Thai Airways received court approval on Tuesday (15 June) to restructure US$12.9 billion in debt and move ahead with its plan to revamp the airline that like other carriers has been as severely hurt by the COVID-19 pandemic and the near total shutdown in international flights. The airline last year posted a record loss of US$4.5 billion. In a later developmet on Wednesday (16 June), the airline said its acting chief executive officer, Chansin Treenuchagron, had resigned. The airline’s chief of human resources, Suvadhana Sibunruang, will take over as acting CEO, the company said in a statement. Chansin will remain as an administrator of the airline’s business rehabilitation plan.
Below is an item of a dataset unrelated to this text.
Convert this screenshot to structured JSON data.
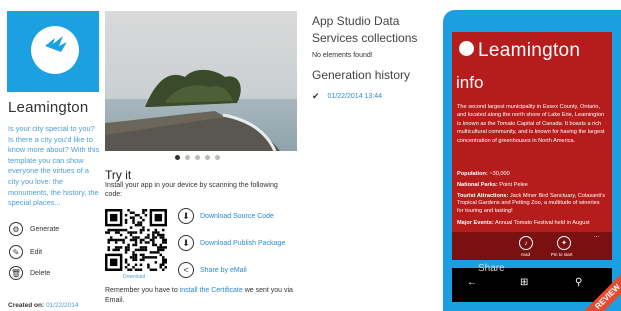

In its order from Tuesday, the Central Bankruptcy Court in Bangkok said it approved the rehabilitation plan. It did not make any changes to the plan that had been approved by creditors. A hearing was postponed after two complaints filed against the plan by certain creditors. “We are satisfied with the decision,” Somboon Sangrungjang of the law firm Kudun and Partners, which represents 87 saving cooperatives, told Reuters. A committee of five, including the airline’s acting chief executive Chansin Treenuchagron and its former CEO Piyasvasti Amranand, will administer the plan, which covers the airline’s
The restructuring plan relies heavily on debt extensions and debt-to-equity conversions, and limits most of the haircuts to late interest payments. The airline is also reducing debt with airplane lessors. Leasing agreements for 16 jets are being cancelled and the debt is being negotiated, chief financial officer Chai Eamsiri told a news conference. The airline is in talks with government and private financial institutions to obtain new capital to support its cash flow. Thai Airways this month resumed routes between European cities and the resort island of Phuket in Thailand, anticipating a government scheme to allow vaccinated tourists to skip a mandatory quarantine. It expects to carry about a thousand passengers in July.